-\xcap \cos^2 \theta – \xcap \sin^2\theta \\

&= -\xcap.

\end{aligned}

\end{equation}

The far field magnetic field is seen to be

\begin{equation}\label{eqn:chapter4Notes:721}

\BH =

j \omega \frac{I_0 l}{4 \pi r} e^{-j k r}

\cos\theta \xcap,

\end{equation}

so a reflection coefficient of \( 1 \) is required to calculate the power loss after a single ground reflection signal bounce for this relative orientation of antenna to the target.

I fail to see how the horizontal dipole treatment in section 4.7.5 can use a single reflection coefficient without taking into account the azimuthal dependency of that reflection coefficient.

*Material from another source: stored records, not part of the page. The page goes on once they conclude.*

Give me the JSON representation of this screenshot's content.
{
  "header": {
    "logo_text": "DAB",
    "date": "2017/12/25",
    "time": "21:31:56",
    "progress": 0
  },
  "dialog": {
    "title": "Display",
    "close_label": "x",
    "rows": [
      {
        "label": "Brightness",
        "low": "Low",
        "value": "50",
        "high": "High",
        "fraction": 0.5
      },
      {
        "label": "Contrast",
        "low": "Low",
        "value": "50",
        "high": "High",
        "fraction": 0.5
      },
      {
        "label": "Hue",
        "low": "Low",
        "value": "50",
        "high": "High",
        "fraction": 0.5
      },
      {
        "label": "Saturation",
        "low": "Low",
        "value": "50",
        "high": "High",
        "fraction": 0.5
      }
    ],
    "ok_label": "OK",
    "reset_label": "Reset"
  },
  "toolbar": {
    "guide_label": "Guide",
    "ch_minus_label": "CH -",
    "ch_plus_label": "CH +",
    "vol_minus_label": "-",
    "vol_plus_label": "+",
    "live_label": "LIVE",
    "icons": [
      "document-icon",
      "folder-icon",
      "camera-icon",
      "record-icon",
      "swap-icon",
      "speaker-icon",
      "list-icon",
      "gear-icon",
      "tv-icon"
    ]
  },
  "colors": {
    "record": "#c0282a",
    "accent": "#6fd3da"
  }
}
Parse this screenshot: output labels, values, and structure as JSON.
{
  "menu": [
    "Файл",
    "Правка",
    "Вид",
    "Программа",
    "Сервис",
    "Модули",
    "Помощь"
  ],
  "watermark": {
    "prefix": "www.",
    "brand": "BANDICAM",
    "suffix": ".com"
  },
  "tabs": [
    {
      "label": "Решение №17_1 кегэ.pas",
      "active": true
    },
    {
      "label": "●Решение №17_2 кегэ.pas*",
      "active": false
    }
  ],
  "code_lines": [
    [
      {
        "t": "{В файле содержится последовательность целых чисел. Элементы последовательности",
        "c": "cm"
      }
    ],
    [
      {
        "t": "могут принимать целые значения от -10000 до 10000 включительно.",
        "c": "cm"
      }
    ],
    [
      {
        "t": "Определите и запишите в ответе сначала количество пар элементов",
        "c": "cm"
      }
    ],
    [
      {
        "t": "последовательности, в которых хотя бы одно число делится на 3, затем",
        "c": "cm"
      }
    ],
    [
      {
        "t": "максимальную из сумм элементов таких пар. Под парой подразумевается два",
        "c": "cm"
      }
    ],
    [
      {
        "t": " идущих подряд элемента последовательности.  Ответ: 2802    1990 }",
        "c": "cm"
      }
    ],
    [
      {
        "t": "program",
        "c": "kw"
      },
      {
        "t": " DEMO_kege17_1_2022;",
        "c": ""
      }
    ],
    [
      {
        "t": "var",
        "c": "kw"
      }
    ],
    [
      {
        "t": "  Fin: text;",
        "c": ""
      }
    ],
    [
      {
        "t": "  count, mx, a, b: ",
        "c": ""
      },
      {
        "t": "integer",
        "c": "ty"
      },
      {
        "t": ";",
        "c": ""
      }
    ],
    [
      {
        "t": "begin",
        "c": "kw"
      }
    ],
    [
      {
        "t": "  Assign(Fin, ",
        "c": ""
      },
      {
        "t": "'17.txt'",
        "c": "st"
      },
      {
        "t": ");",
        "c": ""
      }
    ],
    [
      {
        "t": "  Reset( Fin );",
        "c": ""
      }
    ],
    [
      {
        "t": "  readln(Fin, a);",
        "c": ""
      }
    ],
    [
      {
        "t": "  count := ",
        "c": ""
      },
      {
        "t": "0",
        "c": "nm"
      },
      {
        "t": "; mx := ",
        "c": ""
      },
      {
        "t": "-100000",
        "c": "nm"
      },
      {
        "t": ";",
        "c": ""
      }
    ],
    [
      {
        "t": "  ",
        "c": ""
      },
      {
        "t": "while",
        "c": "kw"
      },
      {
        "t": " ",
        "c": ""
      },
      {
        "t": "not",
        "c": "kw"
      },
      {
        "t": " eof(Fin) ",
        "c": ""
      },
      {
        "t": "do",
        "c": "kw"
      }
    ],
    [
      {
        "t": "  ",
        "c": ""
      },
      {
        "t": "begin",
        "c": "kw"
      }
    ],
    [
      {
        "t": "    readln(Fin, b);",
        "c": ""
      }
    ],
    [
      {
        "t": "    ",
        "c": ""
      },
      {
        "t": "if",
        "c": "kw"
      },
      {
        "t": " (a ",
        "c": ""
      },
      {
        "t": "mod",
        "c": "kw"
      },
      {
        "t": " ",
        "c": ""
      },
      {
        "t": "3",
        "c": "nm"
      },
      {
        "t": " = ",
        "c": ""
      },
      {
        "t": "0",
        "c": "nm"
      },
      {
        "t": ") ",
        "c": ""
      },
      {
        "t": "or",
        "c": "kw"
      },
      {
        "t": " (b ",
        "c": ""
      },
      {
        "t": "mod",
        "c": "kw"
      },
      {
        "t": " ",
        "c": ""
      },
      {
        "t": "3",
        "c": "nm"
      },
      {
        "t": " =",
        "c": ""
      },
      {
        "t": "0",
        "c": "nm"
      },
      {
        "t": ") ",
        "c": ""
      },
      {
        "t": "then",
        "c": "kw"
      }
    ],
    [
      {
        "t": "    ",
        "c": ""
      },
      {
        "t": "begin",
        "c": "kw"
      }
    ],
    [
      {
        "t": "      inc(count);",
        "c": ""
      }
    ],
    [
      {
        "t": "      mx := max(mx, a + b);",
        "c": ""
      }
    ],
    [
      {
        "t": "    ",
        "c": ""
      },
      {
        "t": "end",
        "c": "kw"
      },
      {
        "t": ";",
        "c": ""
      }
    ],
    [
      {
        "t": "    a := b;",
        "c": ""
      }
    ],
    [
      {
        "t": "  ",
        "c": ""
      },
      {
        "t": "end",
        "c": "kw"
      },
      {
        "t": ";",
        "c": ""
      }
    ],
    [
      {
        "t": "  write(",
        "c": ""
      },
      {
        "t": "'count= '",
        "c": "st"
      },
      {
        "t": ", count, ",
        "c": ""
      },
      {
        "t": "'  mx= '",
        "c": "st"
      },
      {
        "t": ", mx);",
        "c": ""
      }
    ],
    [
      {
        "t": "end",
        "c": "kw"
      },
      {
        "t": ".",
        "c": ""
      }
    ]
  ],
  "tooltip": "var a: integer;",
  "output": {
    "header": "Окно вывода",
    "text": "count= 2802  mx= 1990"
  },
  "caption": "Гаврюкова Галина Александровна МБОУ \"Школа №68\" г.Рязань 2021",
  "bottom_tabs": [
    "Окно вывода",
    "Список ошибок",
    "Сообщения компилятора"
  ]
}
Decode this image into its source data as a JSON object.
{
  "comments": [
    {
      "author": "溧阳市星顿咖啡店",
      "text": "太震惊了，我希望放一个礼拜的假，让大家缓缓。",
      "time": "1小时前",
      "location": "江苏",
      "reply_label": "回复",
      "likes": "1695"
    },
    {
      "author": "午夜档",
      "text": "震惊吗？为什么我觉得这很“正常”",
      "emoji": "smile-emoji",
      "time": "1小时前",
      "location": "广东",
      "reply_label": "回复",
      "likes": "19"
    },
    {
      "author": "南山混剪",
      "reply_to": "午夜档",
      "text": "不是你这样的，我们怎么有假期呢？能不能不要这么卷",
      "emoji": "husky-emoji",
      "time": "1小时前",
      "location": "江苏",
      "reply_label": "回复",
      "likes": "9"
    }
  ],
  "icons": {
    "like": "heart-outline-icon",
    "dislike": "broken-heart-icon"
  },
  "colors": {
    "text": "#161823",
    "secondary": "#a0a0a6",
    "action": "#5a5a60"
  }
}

# References

[1] Constantine A Balanis. *Antenna theory: analysis and design*. John Wiley \& Sons, 3rd edition, 2005.

[2] E. Hecht. *Optics*. 1998.

[3] JD Jackson. *Classical Electrodynamics*. John Wiley and Sons, 2nd edition, 1975.

[4] Wikipedia. *Magnetic potential — Wikipedia,* The Free Encyclopedia, 2015. URL https://en.wikipedia.org/w/index.php?title=Magnetic_potential&oldid=642387563. [Online; accessed 5-February-2015].

### Like this:

Like Loading...